Copy each line of the records that includes "this".

[Start of section]

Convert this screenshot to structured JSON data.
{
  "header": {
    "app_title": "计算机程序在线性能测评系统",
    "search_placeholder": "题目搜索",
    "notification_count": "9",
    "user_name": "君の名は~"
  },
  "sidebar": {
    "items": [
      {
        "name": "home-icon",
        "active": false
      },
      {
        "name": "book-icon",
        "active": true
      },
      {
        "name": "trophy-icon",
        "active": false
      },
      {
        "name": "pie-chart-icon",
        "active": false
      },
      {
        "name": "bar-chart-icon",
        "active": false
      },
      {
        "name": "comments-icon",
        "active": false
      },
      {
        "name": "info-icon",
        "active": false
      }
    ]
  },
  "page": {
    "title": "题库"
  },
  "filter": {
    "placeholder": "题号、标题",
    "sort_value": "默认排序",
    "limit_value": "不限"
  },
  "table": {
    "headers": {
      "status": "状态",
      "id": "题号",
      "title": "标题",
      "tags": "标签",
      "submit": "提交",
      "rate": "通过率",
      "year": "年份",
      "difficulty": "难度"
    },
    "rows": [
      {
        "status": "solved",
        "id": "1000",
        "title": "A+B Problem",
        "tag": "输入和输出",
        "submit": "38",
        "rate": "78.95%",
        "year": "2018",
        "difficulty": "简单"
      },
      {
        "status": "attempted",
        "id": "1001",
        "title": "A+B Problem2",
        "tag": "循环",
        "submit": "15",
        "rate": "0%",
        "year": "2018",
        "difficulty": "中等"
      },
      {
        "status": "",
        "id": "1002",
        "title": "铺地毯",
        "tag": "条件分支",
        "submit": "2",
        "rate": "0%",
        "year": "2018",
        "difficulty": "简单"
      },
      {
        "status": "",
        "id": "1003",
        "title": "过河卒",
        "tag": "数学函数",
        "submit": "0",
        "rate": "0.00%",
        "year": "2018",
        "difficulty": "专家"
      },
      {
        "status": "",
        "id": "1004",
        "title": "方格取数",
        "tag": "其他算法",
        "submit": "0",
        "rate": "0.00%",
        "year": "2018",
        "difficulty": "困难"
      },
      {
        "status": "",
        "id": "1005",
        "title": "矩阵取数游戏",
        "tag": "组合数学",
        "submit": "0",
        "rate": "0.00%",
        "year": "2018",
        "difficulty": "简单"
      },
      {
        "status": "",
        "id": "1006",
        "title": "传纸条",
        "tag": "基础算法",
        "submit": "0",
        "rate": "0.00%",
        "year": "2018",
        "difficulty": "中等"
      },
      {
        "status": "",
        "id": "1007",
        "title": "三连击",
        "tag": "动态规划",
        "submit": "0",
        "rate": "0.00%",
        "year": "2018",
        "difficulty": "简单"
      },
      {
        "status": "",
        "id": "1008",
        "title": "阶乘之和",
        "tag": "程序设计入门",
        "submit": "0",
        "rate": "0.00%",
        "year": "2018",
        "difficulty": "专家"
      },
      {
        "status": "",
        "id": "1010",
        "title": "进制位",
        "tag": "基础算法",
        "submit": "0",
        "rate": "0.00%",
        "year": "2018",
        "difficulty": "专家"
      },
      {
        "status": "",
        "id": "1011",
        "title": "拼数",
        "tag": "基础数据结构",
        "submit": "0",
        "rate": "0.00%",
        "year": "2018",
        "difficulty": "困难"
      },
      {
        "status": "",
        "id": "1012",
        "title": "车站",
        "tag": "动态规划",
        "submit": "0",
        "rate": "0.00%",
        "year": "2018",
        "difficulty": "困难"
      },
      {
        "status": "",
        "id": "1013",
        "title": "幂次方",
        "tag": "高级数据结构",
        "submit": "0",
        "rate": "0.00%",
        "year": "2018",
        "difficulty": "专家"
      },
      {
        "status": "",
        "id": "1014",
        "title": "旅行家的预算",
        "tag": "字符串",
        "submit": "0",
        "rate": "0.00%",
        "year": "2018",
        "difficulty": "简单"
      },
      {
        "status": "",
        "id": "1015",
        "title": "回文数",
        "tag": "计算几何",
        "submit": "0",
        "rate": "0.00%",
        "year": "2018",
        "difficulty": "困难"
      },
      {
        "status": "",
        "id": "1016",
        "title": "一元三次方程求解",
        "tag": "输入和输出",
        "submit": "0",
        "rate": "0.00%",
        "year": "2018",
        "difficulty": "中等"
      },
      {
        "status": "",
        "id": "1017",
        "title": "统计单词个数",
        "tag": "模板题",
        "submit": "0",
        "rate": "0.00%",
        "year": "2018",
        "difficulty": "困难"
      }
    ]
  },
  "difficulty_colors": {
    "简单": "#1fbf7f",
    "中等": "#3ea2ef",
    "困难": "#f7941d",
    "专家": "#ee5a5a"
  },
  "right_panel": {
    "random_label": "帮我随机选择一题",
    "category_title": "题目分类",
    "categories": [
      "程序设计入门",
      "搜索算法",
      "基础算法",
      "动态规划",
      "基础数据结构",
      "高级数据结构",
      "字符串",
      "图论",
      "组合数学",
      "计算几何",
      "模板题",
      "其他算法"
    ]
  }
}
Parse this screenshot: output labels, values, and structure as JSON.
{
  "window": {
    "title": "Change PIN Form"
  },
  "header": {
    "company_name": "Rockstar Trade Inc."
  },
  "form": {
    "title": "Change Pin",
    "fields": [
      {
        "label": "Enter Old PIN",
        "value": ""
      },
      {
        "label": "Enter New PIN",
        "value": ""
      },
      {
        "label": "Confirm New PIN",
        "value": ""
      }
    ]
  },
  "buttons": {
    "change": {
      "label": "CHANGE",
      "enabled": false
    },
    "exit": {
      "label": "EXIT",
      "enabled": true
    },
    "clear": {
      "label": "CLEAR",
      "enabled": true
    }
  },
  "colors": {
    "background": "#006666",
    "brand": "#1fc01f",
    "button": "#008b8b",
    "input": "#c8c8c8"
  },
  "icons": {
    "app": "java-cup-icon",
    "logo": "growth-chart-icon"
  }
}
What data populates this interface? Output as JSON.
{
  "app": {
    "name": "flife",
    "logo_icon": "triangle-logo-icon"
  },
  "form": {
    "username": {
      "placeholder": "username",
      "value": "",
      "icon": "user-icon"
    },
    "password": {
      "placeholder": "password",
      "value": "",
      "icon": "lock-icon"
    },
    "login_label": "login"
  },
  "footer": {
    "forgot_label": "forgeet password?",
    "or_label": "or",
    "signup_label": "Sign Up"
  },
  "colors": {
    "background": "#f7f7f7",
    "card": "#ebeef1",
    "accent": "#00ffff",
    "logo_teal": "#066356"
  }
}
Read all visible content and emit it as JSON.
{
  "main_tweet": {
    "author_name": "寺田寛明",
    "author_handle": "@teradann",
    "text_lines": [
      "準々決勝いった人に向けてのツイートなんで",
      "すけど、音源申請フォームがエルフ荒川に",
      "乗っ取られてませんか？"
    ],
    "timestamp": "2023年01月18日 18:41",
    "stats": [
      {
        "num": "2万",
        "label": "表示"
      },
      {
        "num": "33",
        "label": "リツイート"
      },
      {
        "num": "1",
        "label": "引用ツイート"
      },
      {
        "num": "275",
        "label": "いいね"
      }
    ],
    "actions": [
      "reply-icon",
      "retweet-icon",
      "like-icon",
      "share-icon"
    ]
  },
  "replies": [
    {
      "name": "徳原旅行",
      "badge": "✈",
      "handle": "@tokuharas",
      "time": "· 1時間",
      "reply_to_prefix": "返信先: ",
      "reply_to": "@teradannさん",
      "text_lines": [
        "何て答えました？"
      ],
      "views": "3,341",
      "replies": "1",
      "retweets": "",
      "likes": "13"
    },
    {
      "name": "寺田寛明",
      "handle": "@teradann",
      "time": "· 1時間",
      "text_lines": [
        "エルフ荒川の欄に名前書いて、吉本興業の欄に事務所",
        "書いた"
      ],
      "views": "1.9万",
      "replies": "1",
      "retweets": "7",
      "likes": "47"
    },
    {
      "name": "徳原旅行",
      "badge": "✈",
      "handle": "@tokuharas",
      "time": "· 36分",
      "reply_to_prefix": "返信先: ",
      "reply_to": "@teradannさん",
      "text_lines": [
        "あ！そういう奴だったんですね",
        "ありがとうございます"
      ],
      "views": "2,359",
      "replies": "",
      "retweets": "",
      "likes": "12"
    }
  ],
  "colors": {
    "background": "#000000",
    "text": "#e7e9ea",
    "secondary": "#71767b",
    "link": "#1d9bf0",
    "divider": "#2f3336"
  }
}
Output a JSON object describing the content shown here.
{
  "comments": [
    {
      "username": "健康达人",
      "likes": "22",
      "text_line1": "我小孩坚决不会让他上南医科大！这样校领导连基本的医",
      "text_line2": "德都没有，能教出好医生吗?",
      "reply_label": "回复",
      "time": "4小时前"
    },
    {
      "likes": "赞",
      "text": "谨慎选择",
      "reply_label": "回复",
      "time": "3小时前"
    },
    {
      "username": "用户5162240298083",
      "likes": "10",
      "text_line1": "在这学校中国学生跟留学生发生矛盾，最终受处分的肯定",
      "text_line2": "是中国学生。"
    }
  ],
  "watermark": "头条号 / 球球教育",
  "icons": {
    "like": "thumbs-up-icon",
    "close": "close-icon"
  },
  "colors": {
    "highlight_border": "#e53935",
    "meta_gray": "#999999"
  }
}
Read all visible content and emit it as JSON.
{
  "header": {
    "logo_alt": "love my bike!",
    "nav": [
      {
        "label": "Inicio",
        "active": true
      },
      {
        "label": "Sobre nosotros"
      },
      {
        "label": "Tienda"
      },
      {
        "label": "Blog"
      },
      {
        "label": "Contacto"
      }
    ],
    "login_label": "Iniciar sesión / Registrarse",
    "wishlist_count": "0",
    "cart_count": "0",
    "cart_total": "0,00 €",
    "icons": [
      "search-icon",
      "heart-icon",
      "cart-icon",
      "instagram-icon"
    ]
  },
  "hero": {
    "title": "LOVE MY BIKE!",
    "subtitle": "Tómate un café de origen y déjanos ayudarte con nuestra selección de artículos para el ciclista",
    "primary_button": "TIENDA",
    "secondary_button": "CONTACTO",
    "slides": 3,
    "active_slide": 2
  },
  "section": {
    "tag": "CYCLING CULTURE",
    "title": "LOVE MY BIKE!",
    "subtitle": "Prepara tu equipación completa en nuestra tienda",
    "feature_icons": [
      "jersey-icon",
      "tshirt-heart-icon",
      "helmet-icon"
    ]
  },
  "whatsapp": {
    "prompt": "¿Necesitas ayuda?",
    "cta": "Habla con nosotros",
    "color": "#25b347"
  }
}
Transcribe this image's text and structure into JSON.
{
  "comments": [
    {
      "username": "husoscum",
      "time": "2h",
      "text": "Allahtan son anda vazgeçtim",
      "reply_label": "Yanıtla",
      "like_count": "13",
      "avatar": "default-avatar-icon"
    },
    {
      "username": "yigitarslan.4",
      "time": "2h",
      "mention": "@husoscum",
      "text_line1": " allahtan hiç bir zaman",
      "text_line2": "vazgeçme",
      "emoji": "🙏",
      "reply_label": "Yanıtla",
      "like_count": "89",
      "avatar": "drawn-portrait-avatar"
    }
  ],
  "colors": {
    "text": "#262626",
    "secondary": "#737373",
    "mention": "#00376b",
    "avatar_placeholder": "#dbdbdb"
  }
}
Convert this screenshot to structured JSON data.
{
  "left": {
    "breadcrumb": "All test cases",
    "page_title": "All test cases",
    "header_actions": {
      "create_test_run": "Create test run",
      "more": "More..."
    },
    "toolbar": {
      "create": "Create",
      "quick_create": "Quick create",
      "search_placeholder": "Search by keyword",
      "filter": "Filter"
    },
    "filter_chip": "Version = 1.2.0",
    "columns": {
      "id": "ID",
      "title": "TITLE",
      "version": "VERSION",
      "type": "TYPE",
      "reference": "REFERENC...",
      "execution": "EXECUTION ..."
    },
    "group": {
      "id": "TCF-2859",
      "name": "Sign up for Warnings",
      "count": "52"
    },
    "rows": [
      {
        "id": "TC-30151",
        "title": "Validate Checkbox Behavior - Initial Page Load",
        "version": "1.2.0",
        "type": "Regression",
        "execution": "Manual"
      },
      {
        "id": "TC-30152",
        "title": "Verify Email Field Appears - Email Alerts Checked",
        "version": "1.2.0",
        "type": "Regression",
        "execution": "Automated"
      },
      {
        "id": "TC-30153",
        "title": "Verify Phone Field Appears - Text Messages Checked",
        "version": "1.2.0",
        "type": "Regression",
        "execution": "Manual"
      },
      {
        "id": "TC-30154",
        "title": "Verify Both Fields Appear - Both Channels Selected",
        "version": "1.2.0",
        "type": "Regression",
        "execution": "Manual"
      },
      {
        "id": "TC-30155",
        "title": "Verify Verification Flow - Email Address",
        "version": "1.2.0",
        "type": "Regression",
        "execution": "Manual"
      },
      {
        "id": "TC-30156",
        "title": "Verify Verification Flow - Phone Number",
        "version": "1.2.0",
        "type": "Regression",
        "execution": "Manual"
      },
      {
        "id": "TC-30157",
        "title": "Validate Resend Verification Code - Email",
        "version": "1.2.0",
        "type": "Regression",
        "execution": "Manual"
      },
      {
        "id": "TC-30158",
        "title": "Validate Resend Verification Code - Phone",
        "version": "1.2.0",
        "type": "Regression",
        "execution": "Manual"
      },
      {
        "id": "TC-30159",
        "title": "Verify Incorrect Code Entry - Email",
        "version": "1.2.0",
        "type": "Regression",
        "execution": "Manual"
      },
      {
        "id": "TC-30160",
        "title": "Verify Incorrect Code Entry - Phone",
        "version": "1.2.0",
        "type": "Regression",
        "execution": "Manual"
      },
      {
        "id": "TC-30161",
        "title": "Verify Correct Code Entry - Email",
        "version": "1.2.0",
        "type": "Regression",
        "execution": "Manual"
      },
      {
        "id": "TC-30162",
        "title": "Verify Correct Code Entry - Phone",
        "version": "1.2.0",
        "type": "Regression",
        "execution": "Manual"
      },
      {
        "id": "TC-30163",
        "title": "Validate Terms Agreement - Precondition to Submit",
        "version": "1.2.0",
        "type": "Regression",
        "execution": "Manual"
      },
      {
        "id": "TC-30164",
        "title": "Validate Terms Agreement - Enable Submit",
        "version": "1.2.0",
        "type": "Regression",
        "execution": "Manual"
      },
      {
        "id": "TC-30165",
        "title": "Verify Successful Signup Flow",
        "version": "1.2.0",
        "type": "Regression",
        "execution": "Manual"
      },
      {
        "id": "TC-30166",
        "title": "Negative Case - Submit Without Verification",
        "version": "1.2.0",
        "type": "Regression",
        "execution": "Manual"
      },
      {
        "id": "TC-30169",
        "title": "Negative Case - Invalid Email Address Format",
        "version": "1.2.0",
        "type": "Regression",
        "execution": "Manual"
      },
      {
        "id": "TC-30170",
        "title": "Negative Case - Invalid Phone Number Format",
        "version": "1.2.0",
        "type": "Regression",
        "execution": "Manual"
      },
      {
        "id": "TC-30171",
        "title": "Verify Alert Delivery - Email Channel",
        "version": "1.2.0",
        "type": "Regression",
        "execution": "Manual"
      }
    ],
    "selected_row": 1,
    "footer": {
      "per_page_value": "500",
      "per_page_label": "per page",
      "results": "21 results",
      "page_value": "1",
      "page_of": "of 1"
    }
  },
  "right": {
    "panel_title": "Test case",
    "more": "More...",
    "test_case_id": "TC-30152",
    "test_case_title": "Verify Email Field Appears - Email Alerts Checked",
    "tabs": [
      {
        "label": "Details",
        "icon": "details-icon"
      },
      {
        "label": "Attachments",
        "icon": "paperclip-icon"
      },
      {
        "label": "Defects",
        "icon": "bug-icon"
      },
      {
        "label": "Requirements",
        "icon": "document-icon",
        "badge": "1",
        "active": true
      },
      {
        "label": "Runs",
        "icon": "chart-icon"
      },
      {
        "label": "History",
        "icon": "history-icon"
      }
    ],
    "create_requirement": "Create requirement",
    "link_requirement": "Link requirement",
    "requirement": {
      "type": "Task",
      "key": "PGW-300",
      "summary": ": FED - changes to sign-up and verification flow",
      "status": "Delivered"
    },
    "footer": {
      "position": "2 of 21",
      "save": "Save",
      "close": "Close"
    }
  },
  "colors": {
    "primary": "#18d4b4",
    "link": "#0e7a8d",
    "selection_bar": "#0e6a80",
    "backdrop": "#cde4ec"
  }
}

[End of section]

• [TASK RESPONSE]:
Convert this screenshot to structured JSON data.
Parse this screenshot: output labels, values, and structure as JSON.
What data populates this interface? Output as JSON.
Transcribe this image's text and structure into JSON.
Convert this screenshot to structured JSON data.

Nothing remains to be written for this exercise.